_Listed records_:

################

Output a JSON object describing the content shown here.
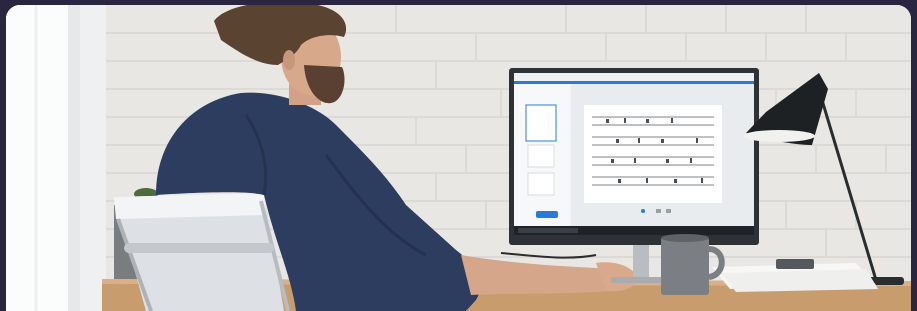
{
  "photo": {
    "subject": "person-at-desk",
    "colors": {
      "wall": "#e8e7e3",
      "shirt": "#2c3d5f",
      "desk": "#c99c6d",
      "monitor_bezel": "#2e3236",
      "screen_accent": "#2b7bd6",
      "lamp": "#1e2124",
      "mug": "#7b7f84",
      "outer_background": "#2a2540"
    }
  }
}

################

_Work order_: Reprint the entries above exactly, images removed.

_Exercise output_:
Output a JSON object describing the content shown here.
{
  "photo": {
    "subject": "person-at-desk",
    "colors": {
      "wall": "#e8e7e3",
      "shirt": "#2c3d5f",
      "desk": "#c99c6d",
      "monitor_bezel": "#2e3236",
      "screen_accent": "#2b7bd6",
      "lamp": "#1e2124",
      "mug": "#7b7f84",
      "outer_background": "#2a2540"
    }
  }
}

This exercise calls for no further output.